TracyK said...

Countdown John, I do intend to continue the series. My son has a copy of the trilogy that he loaned me, so I don't have to go looking for a copy. And I am glad to hear that there will be some female characters.

col2910 said...

Hats off to you for reading this, I think I would struggle.

Sam Sattler said...

Sounds like a difficult read. I'm not a huge fan of Asimov, mainly because I find his style almost always to be a little dry for my taste. I think the first classic SF writer I read as a kid...and still enjoy...was Robert Heinlein. I think, too, if I remember correctly that he was a little more likely to include female characters. Not saying he always treated them particularly kindly, though...maybe even a little sexist toward them.

TracyK said...

Thanks, Col. It was a challenge for me, but it has been in my plans for a long time, and on my Classics list, so I very glad I read it. I have read two books from Asimov's science fiction / mystery crossover series and enjoyed them a lot so I look forward to reading more of his books.

TracyK said...

Sam, it was initially difficult and then got better, more humorous and more action towards the end. As Brian noted above, it was a ground-breaking novel, and I had not realized how influential it was. I have read some Heinlein, but mostly years ago, and I would not mind reading more. I would like to read Starship Troopers someday.

I was just recently reading about the trip you went on with your grandson. Hope to hear about your travels soon.

Todd Mason said...
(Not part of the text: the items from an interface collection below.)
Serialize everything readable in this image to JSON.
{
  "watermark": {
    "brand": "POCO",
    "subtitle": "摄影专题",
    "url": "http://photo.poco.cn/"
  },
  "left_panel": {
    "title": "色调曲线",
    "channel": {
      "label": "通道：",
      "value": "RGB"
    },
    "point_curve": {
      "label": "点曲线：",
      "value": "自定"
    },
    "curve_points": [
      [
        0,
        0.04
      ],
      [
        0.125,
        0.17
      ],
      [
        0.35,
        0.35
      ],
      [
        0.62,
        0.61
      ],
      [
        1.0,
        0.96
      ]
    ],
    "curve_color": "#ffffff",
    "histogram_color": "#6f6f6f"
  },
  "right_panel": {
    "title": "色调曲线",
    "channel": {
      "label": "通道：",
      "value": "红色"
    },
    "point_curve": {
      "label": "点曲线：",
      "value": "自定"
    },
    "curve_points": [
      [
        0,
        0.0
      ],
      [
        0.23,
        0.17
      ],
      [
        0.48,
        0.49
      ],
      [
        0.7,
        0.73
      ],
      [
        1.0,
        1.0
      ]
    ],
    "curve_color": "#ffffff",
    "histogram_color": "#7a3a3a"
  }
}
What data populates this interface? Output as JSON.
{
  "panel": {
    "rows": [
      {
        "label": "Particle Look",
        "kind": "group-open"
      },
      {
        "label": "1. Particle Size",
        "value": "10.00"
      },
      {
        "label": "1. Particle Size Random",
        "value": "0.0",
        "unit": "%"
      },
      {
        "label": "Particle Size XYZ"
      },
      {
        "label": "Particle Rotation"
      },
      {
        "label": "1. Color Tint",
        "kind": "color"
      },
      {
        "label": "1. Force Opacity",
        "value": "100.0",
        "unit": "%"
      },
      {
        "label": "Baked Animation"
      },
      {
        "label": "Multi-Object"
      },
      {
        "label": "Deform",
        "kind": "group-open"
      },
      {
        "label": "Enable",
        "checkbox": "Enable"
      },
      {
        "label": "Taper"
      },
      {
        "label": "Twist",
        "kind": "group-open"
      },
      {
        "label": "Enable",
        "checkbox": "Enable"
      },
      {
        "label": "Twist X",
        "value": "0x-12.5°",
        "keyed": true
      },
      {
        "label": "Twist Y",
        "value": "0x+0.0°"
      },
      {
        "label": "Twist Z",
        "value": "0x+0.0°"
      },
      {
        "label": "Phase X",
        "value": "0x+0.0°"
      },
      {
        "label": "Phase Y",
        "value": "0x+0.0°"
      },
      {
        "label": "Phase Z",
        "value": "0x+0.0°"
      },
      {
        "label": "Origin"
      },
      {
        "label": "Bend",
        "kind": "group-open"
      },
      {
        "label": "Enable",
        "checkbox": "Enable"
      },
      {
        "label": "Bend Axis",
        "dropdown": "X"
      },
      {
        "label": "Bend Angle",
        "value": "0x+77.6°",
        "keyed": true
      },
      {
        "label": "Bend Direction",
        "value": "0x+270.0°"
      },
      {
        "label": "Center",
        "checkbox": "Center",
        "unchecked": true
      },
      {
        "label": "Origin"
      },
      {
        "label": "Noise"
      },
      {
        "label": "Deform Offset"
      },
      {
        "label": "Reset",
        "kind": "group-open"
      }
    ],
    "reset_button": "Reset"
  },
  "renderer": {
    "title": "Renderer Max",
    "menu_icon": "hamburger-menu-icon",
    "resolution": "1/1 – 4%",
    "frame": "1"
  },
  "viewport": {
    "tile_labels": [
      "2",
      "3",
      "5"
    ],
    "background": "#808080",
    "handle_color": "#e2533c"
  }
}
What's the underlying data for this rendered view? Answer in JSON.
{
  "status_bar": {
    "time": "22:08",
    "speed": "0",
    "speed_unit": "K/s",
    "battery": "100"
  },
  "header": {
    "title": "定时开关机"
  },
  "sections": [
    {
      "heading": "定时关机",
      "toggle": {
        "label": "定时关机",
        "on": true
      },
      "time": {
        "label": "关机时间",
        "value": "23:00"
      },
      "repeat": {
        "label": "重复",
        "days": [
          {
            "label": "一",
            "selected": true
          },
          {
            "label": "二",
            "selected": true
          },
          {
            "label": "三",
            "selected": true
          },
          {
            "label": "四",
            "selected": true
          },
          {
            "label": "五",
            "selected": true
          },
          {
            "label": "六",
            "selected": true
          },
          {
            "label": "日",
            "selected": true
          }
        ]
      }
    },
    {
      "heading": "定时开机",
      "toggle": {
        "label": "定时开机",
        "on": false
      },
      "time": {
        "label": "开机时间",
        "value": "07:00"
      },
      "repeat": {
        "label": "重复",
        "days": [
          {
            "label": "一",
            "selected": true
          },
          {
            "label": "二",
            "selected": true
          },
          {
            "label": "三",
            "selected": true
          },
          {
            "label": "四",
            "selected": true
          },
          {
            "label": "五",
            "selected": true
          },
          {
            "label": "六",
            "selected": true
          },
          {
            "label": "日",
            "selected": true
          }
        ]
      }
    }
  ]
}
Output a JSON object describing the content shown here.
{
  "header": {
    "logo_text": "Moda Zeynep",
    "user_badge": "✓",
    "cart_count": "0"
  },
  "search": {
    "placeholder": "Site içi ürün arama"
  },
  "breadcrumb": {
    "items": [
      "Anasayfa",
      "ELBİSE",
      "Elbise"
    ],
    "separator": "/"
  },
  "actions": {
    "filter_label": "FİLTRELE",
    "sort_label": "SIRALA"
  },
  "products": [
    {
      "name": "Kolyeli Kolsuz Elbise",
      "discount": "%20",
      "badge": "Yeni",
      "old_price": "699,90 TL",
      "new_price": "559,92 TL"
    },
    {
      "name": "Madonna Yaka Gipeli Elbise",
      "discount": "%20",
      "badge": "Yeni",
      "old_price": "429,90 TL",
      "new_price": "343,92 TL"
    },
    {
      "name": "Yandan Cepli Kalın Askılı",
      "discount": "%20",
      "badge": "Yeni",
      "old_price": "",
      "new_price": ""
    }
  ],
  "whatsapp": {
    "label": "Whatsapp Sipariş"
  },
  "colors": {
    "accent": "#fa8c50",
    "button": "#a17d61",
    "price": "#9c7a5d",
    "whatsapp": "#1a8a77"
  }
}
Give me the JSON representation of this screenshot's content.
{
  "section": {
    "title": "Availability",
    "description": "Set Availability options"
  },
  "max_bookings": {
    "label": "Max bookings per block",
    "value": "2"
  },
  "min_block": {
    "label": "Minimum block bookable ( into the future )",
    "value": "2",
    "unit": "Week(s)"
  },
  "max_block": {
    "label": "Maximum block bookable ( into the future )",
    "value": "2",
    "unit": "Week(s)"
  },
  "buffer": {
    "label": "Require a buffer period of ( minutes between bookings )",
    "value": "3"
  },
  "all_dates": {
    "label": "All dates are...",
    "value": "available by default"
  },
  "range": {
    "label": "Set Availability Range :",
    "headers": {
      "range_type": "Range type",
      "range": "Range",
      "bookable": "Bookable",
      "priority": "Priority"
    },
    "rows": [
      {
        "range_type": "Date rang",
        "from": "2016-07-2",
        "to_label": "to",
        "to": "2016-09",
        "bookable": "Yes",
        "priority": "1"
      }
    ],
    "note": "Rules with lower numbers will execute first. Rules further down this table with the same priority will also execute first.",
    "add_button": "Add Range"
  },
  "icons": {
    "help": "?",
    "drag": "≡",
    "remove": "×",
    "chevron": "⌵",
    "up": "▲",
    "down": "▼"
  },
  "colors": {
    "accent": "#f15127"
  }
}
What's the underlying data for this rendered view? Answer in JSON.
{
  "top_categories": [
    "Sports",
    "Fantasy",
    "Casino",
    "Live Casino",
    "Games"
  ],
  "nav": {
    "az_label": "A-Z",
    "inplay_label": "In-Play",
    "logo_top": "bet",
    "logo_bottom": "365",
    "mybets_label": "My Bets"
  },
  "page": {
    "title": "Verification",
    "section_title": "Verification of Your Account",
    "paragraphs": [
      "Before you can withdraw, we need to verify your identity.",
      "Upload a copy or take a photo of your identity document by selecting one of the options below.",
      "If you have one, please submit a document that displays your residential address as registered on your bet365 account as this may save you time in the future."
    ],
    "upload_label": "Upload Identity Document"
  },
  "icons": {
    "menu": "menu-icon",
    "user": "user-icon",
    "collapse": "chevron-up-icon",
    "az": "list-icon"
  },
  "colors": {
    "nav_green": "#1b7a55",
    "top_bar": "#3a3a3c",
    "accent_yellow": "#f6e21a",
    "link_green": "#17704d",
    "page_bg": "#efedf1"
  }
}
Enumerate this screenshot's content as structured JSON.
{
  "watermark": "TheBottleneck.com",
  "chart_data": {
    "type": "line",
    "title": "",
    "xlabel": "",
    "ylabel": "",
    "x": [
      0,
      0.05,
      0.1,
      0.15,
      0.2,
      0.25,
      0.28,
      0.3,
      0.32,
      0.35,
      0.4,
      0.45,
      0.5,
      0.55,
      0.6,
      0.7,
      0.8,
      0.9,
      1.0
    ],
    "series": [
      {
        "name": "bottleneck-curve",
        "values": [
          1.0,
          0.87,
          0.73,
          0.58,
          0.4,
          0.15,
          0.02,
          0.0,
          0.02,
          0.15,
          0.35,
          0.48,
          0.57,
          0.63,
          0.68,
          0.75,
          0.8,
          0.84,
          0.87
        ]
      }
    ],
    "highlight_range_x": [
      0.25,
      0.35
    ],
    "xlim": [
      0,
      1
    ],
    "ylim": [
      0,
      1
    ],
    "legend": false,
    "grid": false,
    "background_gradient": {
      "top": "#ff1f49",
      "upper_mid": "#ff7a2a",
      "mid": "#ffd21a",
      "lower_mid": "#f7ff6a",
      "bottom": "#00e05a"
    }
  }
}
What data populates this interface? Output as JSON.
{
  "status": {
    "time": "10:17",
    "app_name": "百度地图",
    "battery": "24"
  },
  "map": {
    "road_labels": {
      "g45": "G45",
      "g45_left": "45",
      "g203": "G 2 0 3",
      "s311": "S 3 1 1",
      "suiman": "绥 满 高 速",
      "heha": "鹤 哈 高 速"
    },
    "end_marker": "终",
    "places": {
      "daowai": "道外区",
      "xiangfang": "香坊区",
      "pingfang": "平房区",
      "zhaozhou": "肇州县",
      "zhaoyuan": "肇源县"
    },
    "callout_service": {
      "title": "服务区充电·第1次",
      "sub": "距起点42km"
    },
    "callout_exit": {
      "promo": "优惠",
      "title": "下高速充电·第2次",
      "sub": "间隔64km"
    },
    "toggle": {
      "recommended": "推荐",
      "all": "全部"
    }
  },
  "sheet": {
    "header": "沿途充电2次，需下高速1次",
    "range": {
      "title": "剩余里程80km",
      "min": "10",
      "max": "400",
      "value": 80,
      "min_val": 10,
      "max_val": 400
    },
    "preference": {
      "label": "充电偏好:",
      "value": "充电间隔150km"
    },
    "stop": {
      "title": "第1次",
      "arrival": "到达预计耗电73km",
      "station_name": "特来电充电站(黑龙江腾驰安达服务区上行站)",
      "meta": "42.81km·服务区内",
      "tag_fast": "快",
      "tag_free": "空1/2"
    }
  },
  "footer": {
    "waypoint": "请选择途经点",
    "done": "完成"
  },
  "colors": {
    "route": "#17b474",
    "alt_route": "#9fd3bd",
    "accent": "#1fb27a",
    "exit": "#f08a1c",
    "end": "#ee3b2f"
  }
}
Unfortunately for Brian Bennett and his desire to remake the past to suit his wish-fulfillment, it was less a woman-free field of writers (and certainly not women-free in terms of magazine editors) or readers in the '40s when Asimov was writing the stories gathered together to be the FOUNDATION trilogy...though there remained a tolerance for those who felt they didn't know women well enough to write good female characters. Unfortunately, Asimov had some serious behavior problems when it came to women, and the story by him including fairly grounded women characters would be relatively few and far between.

Algis Budrys was among those who have noted that Asimov also tended to treat fiction much the way he would an essay.

He loved writing pop-science articles, and popular science books made him his initial fortune (THE INTELLIGENT MAN'S GUIDE TO SCIENCE and its immediate success allowed him to quit his relatively onerous job at Boston University's School of Medicine...he apparently loved giving lectures, but had great difficulty with his bosses and was never a first-rate hand in the laboratory. The pop-science/math/occasionally variant monthly essay series for THE MAGAZINE OF FANTASY AND SCIENCE FICTION alone was responsible for dozens of books, as they were collected.

Todd Mason said...

Brian's non-facts about crime-fiction writers of the '40s are kind of indicative of the distortions of the situation in sf, as well.

TracyK said...

Todd, thanks for all that information about Asimov. In the introduction to the Foundation edition I had, Asimov noted that he later turned to writing nonfiction more than fiction and enjoyed nonfiction writing more. (That was my interpretation.) Which seems to go along with your comments.

Richard S. said...

Having re-read a bunch of the Foundation stories recently, I noted that the sex/gender of the characters so rarely comes into play - and, for the most part, their names are ambiguous when it comes to gender - one can easily switch the genders of the characters in one's mind without affecting the story AT ALL.

It's only in the later stories - written in the 70s and 80s, when Doubleday threw tons of money at him and basically ordered him to write more "Foundation" and "Robot" novels - that gender came more into play.

TracyK said...

You have a point, Richard S. The names are often strange and ambiguous.

I am interested in reading the Robot stories too.